USC Professor and Institute Academic Director Dan Mazmanian, together with other USC faculty members, are leading a clean energy research collaboration with the Hertie School of Governance in Berlin, Germany, and Tsinghua University in Beijing, China, that focuses on the policies and economics of transitioning to clean energy as well as meeting the goals laid out at COP 21.

USC Professor and Schwarzenegger Institute Faculty Fellow Adam Rose just released a white paper co-authored with professors Dan Wei, Noah Miller and Christian Flachsland arguing that G20 countries should lead the way in designing and participating in a global greenhouse gas (GHGs) emissions allowance trading system that will provide financing to developing countries so that they can meet their COP21 commitments.

The authors argue that low and middle-income (LMI) countries made substantial pledges at COP 21 to mitigate and sequester GHGs but they only have a limited capacity to do so in terms of financing the bold approaches needed to meet these goals. Their paper looks at emissions trading as a policy instrument that has great promise for implementing the mitigation and sequestration of GHGs and references the European Union and California as leaders in the field.
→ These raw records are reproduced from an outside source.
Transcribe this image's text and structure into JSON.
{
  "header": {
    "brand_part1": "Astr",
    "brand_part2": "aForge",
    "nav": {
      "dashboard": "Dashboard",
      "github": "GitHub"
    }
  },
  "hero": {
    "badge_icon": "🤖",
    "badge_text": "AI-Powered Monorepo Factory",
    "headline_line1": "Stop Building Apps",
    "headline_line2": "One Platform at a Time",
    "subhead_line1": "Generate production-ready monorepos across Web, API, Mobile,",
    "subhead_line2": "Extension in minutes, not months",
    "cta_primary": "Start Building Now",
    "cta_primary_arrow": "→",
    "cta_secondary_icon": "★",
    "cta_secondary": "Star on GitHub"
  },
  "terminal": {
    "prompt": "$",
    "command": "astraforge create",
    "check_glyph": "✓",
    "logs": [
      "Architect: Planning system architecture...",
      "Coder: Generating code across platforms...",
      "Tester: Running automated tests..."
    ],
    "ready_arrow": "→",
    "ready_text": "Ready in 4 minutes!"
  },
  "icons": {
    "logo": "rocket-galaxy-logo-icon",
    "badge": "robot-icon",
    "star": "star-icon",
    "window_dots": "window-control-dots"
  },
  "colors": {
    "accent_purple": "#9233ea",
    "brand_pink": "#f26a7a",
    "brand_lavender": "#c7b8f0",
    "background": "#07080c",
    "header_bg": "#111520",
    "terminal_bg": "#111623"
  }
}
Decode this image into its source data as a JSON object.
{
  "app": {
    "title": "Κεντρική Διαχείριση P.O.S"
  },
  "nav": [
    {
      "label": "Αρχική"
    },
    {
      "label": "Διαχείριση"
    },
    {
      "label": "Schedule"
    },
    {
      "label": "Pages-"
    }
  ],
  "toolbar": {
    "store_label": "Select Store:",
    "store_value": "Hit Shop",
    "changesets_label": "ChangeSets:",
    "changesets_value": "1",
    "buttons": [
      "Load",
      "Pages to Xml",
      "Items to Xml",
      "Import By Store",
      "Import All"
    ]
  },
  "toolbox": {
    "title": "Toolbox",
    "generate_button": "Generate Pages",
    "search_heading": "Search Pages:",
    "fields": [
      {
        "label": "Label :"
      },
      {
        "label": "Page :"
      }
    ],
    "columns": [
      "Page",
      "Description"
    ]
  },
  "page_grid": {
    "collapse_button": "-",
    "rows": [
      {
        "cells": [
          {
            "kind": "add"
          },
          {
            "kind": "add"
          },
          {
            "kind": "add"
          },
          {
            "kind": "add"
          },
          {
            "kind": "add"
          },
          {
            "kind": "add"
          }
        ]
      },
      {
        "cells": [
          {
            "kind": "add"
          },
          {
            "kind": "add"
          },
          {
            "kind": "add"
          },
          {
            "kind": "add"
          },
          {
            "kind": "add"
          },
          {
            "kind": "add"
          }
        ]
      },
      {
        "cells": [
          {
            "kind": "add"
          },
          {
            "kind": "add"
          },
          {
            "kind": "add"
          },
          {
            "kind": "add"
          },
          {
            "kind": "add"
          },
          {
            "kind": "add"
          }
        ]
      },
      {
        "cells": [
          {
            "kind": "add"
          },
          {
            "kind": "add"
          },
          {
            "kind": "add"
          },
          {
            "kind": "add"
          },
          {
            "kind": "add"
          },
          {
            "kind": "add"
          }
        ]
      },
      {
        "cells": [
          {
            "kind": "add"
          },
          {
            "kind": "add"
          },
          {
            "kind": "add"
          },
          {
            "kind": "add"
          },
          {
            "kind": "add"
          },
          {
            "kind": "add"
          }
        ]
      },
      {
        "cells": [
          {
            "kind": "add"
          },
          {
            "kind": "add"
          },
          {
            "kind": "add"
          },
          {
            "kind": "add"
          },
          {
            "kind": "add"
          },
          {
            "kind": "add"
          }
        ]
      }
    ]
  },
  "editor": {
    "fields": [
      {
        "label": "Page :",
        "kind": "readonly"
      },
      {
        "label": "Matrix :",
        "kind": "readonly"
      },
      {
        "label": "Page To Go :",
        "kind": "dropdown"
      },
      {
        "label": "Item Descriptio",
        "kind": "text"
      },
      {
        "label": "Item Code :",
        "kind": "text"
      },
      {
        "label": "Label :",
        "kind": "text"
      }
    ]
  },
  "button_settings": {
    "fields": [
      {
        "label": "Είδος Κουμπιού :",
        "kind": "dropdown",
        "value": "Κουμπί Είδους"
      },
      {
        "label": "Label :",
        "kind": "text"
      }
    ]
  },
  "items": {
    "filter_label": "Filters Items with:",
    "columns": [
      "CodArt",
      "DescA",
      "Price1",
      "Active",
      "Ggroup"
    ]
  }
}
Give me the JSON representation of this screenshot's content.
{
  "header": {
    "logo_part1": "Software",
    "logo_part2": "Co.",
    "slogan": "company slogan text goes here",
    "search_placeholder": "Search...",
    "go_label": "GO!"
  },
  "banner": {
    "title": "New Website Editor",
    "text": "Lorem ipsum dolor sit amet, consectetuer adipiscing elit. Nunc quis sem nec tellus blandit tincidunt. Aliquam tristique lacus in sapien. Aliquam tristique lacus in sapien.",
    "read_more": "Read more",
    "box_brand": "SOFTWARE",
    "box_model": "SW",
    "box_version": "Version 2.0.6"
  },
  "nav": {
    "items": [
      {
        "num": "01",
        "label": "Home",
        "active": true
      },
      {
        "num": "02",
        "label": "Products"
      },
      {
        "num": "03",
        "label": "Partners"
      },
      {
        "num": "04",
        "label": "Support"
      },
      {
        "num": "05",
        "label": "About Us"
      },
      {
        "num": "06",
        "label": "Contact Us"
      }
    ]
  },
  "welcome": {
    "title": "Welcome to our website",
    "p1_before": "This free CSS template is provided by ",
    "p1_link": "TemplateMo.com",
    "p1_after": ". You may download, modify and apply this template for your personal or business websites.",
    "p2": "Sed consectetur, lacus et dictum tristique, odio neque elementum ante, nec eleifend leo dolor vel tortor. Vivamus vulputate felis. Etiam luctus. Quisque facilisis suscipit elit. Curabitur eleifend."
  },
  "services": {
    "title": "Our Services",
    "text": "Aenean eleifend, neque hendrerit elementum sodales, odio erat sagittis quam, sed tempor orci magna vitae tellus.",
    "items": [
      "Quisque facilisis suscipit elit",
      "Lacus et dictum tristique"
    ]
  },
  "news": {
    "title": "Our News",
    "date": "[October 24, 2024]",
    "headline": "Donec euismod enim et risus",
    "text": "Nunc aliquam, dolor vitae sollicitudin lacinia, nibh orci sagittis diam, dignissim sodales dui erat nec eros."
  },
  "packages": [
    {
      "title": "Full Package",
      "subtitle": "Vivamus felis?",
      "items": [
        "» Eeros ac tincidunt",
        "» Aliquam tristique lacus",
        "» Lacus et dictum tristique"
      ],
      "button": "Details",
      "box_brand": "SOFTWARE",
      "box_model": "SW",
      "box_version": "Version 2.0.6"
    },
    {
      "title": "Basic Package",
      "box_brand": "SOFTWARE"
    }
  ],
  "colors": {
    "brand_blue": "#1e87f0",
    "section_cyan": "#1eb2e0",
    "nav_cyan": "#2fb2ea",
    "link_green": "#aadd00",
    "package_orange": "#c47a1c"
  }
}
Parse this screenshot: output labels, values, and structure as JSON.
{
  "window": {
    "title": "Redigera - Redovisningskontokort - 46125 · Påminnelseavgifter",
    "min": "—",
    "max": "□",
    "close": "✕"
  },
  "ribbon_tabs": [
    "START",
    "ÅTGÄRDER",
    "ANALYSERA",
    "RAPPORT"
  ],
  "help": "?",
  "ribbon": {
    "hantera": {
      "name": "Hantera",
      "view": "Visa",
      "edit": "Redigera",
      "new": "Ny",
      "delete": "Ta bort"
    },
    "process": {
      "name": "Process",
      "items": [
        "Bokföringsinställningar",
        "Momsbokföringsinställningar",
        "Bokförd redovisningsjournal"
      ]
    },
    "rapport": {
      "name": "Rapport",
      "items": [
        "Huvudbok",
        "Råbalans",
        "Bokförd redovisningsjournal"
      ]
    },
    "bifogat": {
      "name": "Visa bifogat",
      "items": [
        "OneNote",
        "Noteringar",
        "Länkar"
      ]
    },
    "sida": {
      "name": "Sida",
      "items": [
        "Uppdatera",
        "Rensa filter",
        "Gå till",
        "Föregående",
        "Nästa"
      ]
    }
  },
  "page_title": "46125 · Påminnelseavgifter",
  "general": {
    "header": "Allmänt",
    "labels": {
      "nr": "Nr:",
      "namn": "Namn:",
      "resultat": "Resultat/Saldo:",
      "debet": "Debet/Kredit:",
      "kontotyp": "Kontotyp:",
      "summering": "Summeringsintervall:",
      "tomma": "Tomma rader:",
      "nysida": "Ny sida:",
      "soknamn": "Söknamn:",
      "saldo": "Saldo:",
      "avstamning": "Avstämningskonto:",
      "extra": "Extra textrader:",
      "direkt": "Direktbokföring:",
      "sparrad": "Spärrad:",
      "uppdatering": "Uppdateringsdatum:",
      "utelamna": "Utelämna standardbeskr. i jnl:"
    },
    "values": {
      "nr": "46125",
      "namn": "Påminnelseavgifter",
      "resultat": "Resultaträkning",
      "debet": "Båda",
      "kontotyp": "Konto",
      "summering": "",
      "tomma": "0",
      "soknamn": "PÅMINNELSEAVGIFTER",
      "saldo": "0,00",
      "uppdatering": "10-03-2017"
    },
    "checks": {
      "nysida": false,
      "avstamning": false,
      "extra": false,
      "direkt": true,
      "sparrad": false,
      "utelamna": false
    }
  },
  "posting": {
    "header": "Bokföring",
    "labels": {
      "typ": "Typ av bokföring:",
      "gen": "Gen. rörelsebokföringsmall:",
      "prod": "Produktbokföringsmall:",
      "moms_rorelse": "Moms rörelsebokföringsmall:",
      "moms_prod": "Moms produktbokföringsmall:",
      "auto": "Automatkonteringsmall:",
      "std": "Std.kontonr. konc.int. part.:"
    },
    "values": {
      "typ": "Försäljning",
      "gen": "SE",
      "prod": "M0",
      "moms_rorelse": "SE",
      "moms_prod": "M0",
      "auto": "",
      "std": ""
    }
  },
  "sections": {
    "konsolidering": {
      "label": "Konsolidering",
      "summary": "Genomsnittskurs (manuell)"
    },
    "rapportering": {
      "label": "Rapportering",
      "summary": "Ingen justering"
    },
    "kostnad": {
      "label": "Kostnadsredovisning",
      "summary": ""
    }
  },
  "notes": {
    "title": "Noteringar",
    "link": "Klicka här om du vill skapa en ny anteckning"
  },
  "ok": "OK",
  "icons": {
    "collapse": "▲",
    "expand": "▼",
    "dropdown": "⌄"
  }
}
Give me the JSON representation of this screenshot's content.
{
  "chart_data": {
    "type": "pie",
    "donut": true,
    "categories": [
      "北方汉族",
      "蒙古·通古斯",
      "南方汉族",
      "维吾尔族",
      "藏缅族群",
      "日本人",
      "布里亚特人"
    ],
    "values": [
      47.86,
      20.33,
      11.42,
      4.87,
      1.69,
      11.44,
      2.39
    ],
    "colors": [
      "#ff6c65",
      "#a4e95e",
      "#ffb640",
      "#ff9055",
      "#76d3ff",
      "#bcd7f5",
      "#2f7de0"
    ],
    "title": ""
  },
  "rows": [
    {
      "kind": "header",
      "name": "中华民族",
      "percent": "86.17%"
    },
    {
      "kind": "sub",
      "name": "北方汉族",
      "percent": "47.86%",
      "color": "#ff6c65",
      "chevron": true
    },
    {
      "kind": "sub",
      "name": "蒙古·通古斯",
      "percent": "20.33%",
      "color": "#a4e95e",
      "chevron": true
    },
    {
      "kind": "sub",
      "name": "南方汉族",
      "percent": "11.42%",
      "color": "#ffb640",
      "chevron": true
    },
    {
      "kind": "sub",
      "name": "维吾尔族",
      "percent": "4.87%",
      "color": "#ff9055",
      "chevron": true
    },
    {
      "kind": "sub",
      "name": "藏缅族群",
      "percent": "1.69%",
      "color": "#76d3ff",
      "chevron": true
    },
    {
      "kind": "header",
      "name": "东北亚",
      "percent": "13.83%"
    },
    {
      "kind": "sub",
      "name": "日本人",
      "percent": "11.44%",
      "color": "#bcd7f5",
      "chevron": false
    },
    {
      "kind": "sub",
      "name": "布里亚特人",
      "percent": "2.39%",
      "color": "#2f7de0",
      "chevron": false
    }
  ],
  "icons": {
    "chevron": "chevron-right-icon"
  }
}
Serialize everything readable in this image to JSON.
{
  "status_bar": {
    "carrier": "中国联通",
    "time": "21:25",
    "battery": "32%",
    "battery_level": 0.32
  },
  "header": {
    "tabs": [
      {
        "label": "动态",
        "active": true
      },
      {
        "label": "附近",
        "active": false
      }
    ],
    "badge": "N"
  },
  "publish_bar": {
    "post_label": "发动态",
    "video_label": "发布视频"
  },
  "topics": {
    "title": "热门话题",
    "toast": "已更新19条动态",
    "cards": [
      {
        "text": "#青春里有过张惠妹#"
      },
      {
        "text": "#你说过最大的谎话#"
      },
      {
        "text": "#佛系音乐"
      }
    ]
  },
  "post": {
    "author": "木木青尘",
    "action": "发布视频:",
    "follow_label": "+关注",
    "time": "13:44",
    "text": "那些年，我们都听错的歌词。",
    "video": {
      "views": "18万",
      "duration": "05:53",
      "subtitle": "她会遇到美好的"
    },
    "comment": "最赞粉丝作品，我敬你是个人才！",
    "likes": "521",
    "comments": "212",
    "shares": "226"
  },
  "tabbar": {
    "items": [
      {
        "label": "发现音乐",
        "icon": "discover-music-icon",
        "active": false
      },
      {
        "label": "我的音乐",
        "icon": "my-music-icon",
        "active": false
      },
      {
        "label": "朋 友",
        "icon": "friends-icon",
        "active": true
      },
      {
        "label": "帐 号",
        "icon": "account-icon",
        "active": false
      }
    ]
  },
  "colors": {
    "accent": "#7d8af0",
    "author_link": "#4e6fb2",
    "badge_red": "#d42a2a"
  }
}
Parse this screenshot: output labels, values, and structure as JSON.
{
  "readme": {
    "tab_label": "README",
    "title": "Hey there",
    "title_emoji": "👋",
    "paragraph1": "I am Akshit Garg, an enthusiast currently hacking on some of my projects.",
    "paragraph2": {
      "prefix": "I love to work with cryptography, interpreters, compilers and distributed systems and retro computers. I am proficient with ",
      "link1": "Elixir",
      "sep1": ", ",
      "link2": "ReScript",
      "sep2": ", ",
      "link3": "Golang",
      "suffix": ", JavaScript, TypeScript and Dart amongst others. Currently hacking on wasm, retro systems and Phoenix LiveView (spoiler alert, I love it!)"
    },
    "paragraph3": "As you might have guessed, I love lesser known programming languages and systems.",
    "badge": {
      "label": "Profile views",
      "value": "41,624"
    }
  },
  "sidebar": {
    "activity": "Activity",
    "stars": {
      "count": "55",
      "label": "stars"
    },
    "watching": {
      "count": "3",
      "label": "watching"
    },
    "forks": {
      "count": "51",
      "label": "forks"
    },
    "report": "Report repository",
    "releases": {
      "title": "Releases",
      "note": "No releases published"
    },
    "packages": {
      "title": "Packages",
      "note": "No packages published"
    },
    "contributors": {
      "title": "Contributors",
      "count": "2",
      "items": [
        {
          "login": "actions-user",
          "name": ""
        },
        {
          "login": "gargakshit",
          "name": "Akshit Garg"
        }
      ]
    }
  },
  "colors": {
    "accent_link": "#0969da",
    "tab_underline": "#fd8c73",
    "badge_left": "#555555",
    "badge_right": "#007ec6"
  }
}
The paper recognizes that careful institutional design will be required to manage a global cap and trade systems, as many unilateral institutional changes (e.g. adjustment of caps) will affect all other participants in the trading system.

The paper goes on to examine how a stepwise approach of linking or harmonizing existing domestic cap and trade system and other policies could offer a realistic route to building a globally harmonized mitigation policy regime minimizing costs and ensuring fair burden-sharing across countries over time.